• **Task item**:
Tell how many lines contain the string "gmail" in the material underneath; the reply is that number and no more.

• **Available data**:
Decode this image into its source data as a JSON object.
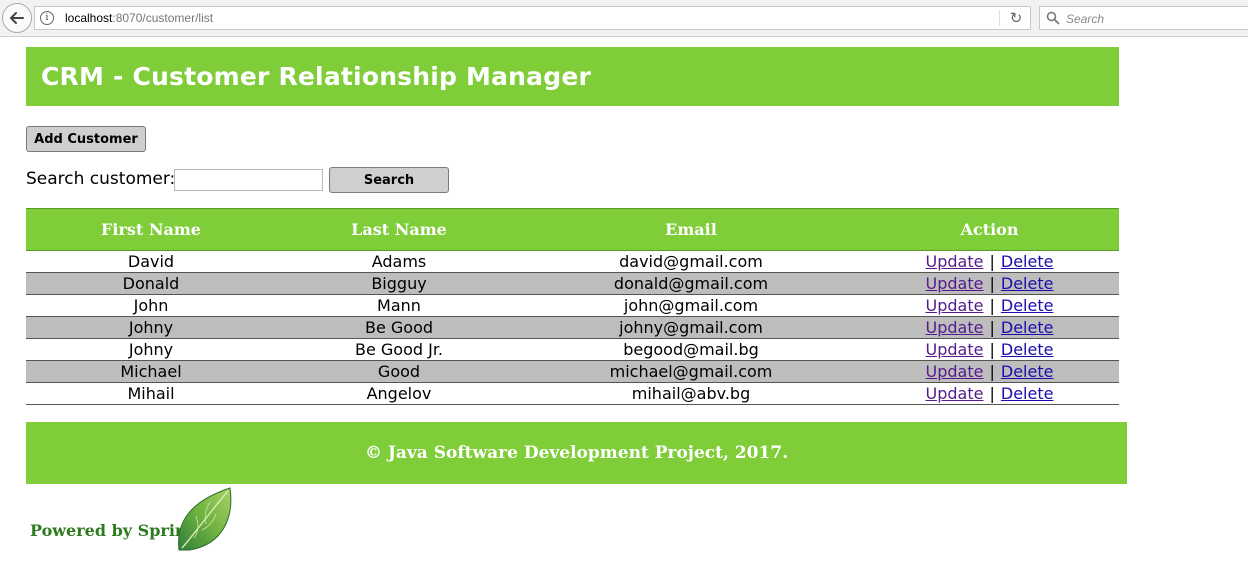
{
  "browser": {
    "url_host": "localhost",
    "url_path": ":8070/customer/list",
    "search_placeholder": "Search"
  },
  "header": {
    "title": "CRM - Customer Relationship Manager"
  },
  "toolbar": {
    "add_label": "Add Customer",
    "search_label": "Search customer:",
    "search_value": "",
    "search_button_label": "Search"
  },
  "table": {
    "columns": [
      "First Name",
      "Last Name",
      "Email",
      "Action"
    ],
    "update_label": "Update",
    "separator": "|",
    "delete_label": "Delete",
    "rows": [
      {
        "first": "David",
        "last": "Adams",
        "email": "david@gmail.com"
      },
      {
        "first": "Donald",
        "last": "Bigguy",
        "email": "donald@gmail.com"
      },
      {
        "first": "John",
        "last": "Mann",
        "email": "john@gmail.com"
      },
      {
        "first": "Johny",
        "last": "Be Good",
        "email": "johny@gmail.com"
      },
      {
        "first": "Johny",
        "last": "Be Good Jr.",
        "email": "begood@mail.bg"
      },
      {
        "first": "Michael",
        "last": "Good",
        "email": "michael@gmail.com"
      },
      {
        "first": "Mihail",
        "last": "Angelov",
        "email": "mihail@abv.bg"
      }
    ]
  },
  "footer": {
    "text": "© Java Software Development Project, 2017."
  },
  "branding": {
    "powered_by": "Powered by Spring",
    "leaf_icon": "spring-leaf-icon"
  },
  "colors": {
    "accent_green": "#80cd3a",
    "row_alt": "#bdbdbd",
    "link_visited": "#551a8b",
    "link": "#1a0dab"
  }
}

• **Answer to this problem**:
5